Let’s face it: oil paint is really expensive. There’s just no getting around it. Last week, I spent over $20 on a single small tube of cadmium yellow. Roughly multiply that cost for all the other colors in my palette and over time, that really adds up. Recently, I decided to finally build an airtight […]
I recently finished the eighth deity portrait in my Norse series, “Thor, God of Thunder.” I put off Thor for a while because he is far and away the most popular of all the Norse gods, and the combined forces of Marvel and Hollywood have painted a picture of him that the public has come to recognize as authentic. This version is stoic and handsome. In the original epic poem of the detailing the Norse gods, The Prose Edda by Snorri Sturleson, Thor is depicted as more of a bumbling oaf. He is a god for the common people. It was this version that I most wanted to emulate.
I’ve recently begun to do more observations from life as my commissions have lightened up recently. It’s hard to keep up but when I have the opportunity to learn from nature there is no better teacher to be had!
This past week, I helped my friend and studio mate Lauren Szabo prepare an exhibition of paintings by Gregory Manchess at Arte Verissima Gallery in Oakland. The show is titled “Weightless” and features no less than 14 canvases of Greg’s recent work. Arte Verissima has been a gallery for over a year now, yet Saturday’s opening brought in record numbers of attendees and first timers. The excitement was palpable.

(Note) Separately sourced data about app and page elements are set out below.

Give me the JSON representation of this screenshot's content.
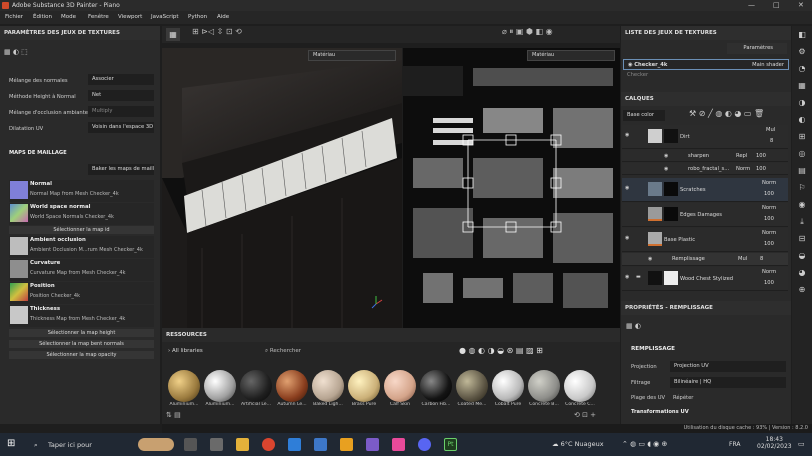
{
  "window": {
    "title": "Adobe Substance 3D Painter - Piano"
  },
  "menu": [
    "Fichier",
    "Édition",
    "Mode",
    "Fenêtre",
    "Viewport",
    "JavaScript",
    "Python",
    "Aide"
  ],
  "left": {
    "title": "PARAMÈTRES DES JEUX DE TEXTURES",
    "settings": [
      {
        "label": "Mélange des normales",
        "value": "Associer"
      },
      {
        "label": "Méthode Height à Normal",
        "value": "Net"
      },
      {
        "label": "Mélange d'occlusion ambiante",
        "value": "Multiply"
      },
      {
        "label": "Dilatation UV",
        "value": "Voisin dans l'espace 3D"
      }
    ],
    "maps_title": "MAPS DE MAILLAGE",
    "bake_button": "Baker les maps de maillage",
    "maps": [
      {
        "name": "Normal",
        "sub": "Normal Map from Mesh Checker_4k",
        "color": "#7f7fd8"
      },
      {
        "name": "World space normal",
        "sub": "World Space Normals Checker_4k",
        "color": "#6aa0c8"
      },
      {
        "name": "Ambient occlusion",
        "sub": "Ambient Occlusion M...rum Mesh Checker_4k",
        "color": "#bdbdbd"
      },
      {
        "name": "Curvature",
        "sub": "Curvature Map from Mesh Checker_4k",
        "color": "#8e8e8e"
      },
      {
        "name": "Position",
        "sub": "Position Checker_4k",
        "color": "#3aa860"
      },
      {
        "name": "Thickness",
        "sub": "Thickness Map from Mesh Checker_4k",
        "color": "#c8c8c8"
      }
    ],
    "select_id": "Sélectionner la map id",
    "select_buttons": [
      "Sélectionner la map height",
      "Sélectionner la map bent normals",
      "Sélectionner la map opacity"
    ]
  },
  "viewport": {
    "left_mode": "Matériau",
    "right_mode": "Matériau"
  },
  "resources": {
    "title": "RESSOURCES",
    "library": "All libraries",
    "search_placeholder": "Rechercher",
    "items": [
      {
        "name": "Aluminium...",
        "color": "#9a7a3e"
      },
      {
        "name": "Aluminium...",
        "color": "#c7c7c7"
      },
      {
        "name": "Artificial Le...",
        "color": "#1f1f1f"
      },
      {
        "name": "Autumn Le...",
        "color": "#8a3e1e"
      },
      {
        "name": "Baked Ligh...",
        "color": "#b7a592"
      },
      {
        "name": "Brass Pure",
        "color": "#cbb078"
      },
      {
        "name": "Calf Skin",
        "color": "#d4a48a"
      },
      {
        "name": "Carbon Fib...",
        "color": "#141414"
      },
      {
        "name": "Coated Me...",
        "color": "#5c5544"
      },
      {
        "name": "Cobalt Pure",
        "color": "#b9b9b9"
      },
      {
        "name": "Concrete B...",
        "color": "#8e8e8a"
      },
      {
        "name": "Concrete C...",
        "color": "#c9c9c9"
      }
    ]
  },
  "right": {
    "texset_title": "LISTE DES JEUX DE TEXTURES",
    "params_btn": "Paramètres",
    "texsets": [
      {
        "name": "Checker_4k",
        "shader": "Main shader"
      },
      {
        "name": "Checker",
        "shader": ""
      }
    ],
    "layers_title": "CALQUES",
    "channel": "Base color",
    "layers": [
      {
        "name": "Dirt",
        "blend": "Mul",
        "opacity": "8"
      },
      {
        "name": "sharpen",
        "blend": "Repl",
        "opacity": "100"
      },
      {
        "name": "robo_fractal_s...",
        "blend": "Norm",
        "opacity": "100"
      },
      {
        "name": "Scratches",
        "blend": "Norm",
        "opacity": "100"
      },
      {
        "name": "Edges Damages",
        "blend": "Norm",
        "opacity": "100"
      },
      {
        "name": "Base Plastic",
        "blend": "Norm",
        "opacity": "100"
      },
      {
        "name": "Remplissage",
        "blend": "Mul",
        "opacity": "8"
      },
      {
        "name": "Wood Chest Stylized",
        "blend": "Norm",
        "opacity": "100"
      }
    ],
    "props_title": "PROPRIÉTÉS - REMPLISSAGE",
    "fill_title": "REMPLISSAGE",
    "props": [
      {
        "label": "Projection",
        "value": "Projection UV"
      },
      {
        "label": "Filtrage",
        "value": "Bilinéaire | HQ"
      },
      {
        "label": "Plage des UV",
        "value": "Répéter"
      }
    ],
    "transform": "Transformations UV"
  },
  "status": "Utilisation du disque cache : 93% | Version : 8.2.0",
  "taskbar": {
    "search": "Taper ici pour",
    "weather": "6°C Nuageux",
    "lang": "FRA",
    "time": "18:43",
    "date": "02/02/2023"
  }
}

I’ve been wanting to beef up my science fiction portfolio for some time now, and “The Mechanic” is one of the first pieces in that genre that I’m genuinely satisfied with. I have a lot of diverse influences and I feel that I managed to meld them successfully with this piece. I’m going to go into more conceptual details with this “Making Of” series as I feel that it is in some ways a more interesting aspect of my work rather than the technical details. Without further ado, here’s how I came up with the idea from the very beginning and fleshed it into a painting.
I’m not one to overemphasize a random date. Birthdays, anniversaries, you name it: they just always seemed a bit arbitrary to me. But, the coming of the New Year seems to have some real relevance this time around. I’ll just go ahead and admit it: I’m super excited for 2015!
Although I haven’t had much time recently for outdoor painting and the weather has been just plain nasty, 2014 was a good year for plein air. Here are some of my favorite plein air studies from the past year.
Authors and readers alike have expressed a fondness for maps and it seems to really give a new dimension to the world the writer is depicting. Questions like “how big is this world?” and “how much is explored?” are difficult to express meaningfully in prose. But with a map, it all becomes clear and believable.
I was recently chatting with some other realist artists about how they find their reference for their work. Reference is an incredibly personal sort of tool – everyone has their methodology and it’s unique to how they create their own illusion of reality. I find this sort of thing fascinating.
I’ve had a lot of comments recently regarding the mirror in my piece, “An Audience for the Lich King.” I often talk a lot about my process, so for this post I thought I might talk more about my concepts and ideas that lead up to a personal work.